◆ WORK ORDER: Answer with a bare number: the count of lines in the records below that have the word "JSON".

:: SOURCE INFORMATION

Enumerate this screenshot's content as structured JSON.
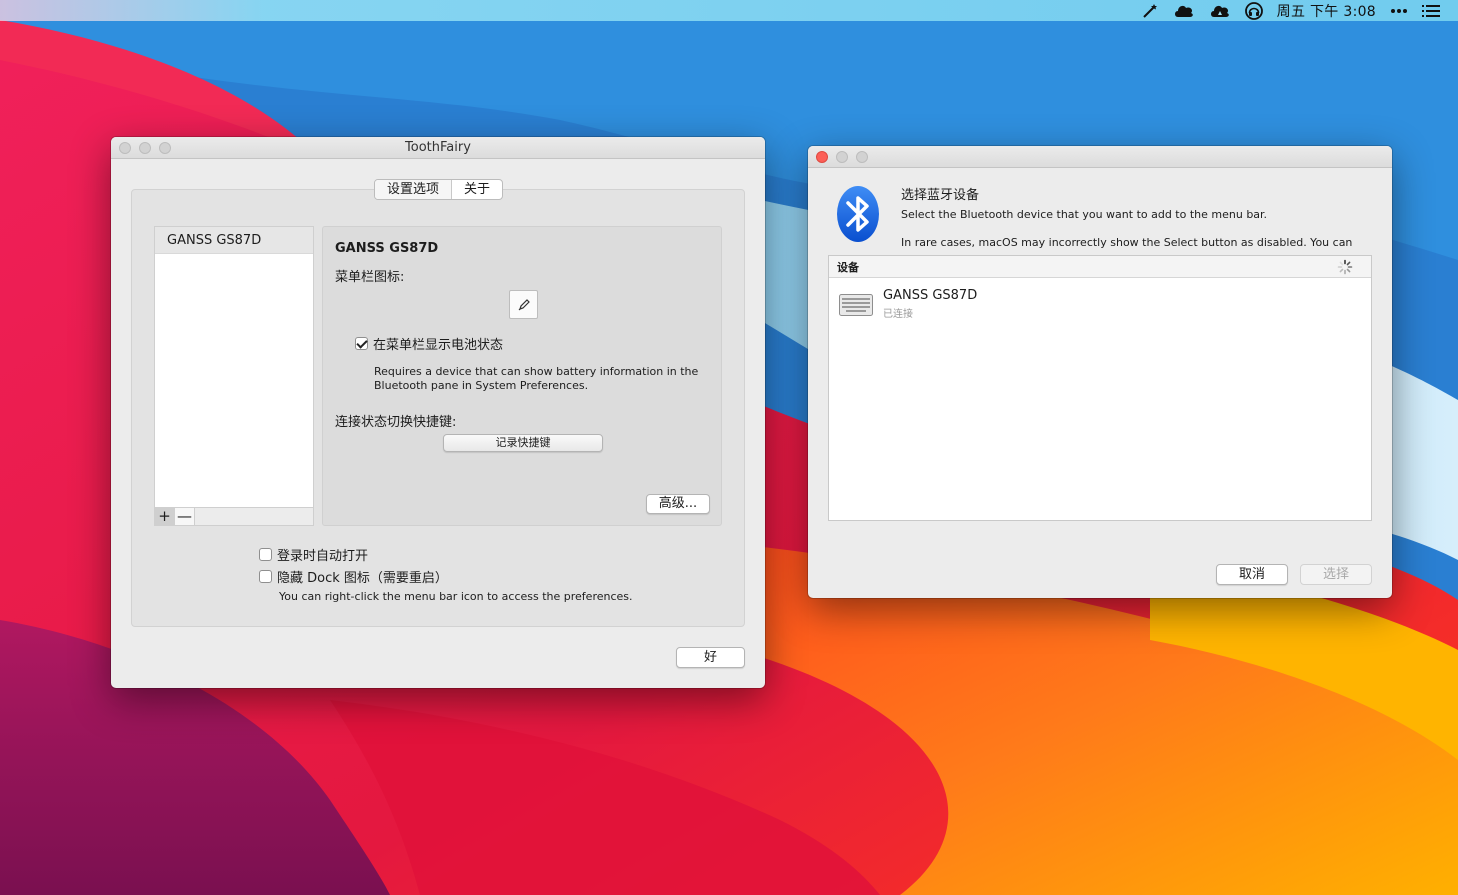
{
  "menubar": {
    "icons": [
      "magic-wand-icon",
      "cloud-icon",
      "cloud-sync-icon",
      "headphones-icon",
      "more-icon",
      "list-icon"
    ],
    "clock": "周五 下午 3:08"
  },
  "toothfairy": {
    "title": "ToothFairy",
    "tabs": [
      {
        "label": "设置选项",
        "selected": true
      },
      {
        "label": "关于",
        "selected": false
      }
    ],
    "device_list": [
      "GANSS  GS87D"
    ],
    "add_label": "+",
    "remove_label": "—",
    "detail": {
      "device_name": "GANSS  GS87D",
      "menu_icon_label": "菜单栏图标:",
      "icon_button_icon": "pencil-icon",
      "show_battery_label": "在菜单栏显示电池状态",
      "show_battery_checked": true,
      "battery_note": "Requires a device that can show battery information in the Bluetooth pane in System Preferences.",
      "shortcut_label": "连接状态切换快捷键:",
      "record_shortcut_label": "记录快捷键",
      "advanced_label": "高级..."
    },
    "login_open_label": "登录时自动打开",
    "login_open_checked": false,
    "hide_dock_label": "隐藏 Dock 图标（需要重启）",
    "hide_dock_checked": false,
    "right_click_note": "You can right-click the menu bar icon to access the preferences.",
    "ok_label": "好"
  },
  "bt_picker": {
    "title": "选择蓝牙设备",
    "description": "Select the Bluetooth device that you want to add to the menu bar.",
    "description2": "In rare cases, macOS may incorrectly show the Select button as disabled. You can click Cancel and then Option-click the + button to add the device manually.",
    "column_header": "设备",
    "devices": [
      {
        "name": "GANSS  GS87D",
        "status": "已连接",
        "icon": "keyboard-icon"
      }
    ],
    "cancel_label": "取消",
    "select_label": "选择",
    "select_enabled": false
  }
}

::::
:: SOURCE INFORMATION

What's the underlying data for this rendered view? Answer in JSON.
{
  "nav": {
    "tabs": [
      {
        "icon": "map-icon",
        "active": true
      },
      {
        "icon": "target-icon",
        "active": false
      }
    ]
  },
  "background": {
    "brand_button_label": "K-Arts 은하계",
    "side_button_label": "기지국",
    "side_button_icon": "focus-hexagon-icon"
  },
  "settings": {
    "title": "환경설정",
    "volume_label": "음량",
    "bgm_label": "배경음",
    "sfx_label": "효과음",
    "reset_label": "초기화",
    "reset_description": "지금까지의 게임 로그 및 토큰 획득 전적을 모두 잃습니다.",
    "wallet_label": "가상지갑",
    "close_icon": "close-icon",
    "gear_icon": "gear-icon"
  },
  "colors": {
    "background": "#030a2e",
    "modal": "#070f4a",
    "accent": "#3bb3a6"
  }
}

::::

◆ EXPECTED ANSWER: 2